As governor from 1969 to 1983, he worked for education reform, urban policy and civil rights. He signed the state's Freedom of Information Act, which allows the public to access governmental records. He ushered through environmental protection measures and continues today to work on state issues from his Traverse City home.
He appeared in Detroit last week where he was honored at the official dedication of the William G. Milliken State Park and Harbor, formerly called Tricentennial Park.
Milliken quipped about the naming. "Having a park in downtown Detroit associated with the Milliken name is a lot better than a building somewhere in Lansing," he said.
Located just east of the Renaissance Center, the newest section of Michigan's only urban state park has a wetlands area, designed with a natural water filtration system that provides a habitat for migratory birds and other wildlife.

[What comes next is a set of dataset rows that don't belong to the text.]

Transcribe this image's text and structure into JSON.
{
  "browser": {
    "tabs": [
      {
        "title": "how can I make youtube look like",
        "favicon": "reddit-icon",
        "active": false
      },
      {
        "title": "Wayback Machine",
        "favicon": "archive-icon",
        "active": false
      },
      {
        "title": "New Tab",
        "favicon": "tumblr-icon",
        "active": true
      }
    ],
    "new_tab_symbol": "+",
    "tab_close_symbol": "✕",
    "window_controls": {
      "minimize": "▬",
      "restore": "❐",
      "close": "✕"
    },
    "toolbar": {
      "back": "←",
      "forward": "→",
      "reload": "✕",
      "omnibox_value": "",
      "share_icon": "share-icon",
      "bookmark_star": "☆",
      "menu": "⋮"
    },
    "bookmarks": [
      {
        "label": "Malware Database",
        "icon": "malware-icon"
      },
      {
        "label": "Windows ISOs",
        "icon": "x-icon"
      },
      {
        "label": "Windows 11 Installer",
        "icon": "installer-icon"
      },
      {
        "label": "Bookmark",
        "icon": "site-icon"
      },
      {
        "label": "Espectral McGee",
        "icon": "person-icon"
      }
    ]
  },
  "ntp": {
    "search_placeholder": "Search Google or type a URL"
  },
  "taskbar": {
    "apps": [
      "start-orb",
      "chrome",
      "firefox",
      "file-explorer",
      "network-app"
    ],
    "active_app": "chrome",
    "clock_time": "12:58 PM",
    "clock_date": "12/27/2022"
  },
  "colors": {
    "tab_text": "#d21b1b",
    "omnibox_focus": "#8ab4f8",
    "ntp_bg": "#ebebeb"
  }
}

Foot and bike paths loop around the water and along the riverfront. There is a memorial to Peter Stroh with a reflection pool and rock seating. The park extends by several hundred yards the Riverwalk, which begins about a mile to the east behind Joe Louis Arena.
Hundreds, including Gov. Jennifer Granholm, attended the dedication ceremony where Milliken shared his insight, grace and humility.
"It is a day to recognize the vision of those who years ago could look past the abandoned industrial sites and cement silos and see the potential for a new riverfront that could lead the way to a new Detroit," he said.
We wonder, was the "governor for life," as he's been dubbed, being just a little snarky to out-staters with this line, "If one cares about the future of Michigan, it is not enough to care just about the Great Lakes and the undisturbed areas. To care about the future of Michigan means we all must care about the future of Michigan's cities and particularly Detroit"?
Then he delivered a message that, though not new, has to keep being repeated until it eventually sinks in.
"For far too long, the politics of division have played too large a role in southeast Michigan and throughout the state," he said. "Division by race, division by economic status, division by geography have all been exploited and continue to be exploited by some for their own short-term political gain, pursuing their own narrow personal interests, they have held Michigan back."
News Hits is edited by Curt Guyette. Contact him at 313-202-8004 or NewsHits@metrotimes.com.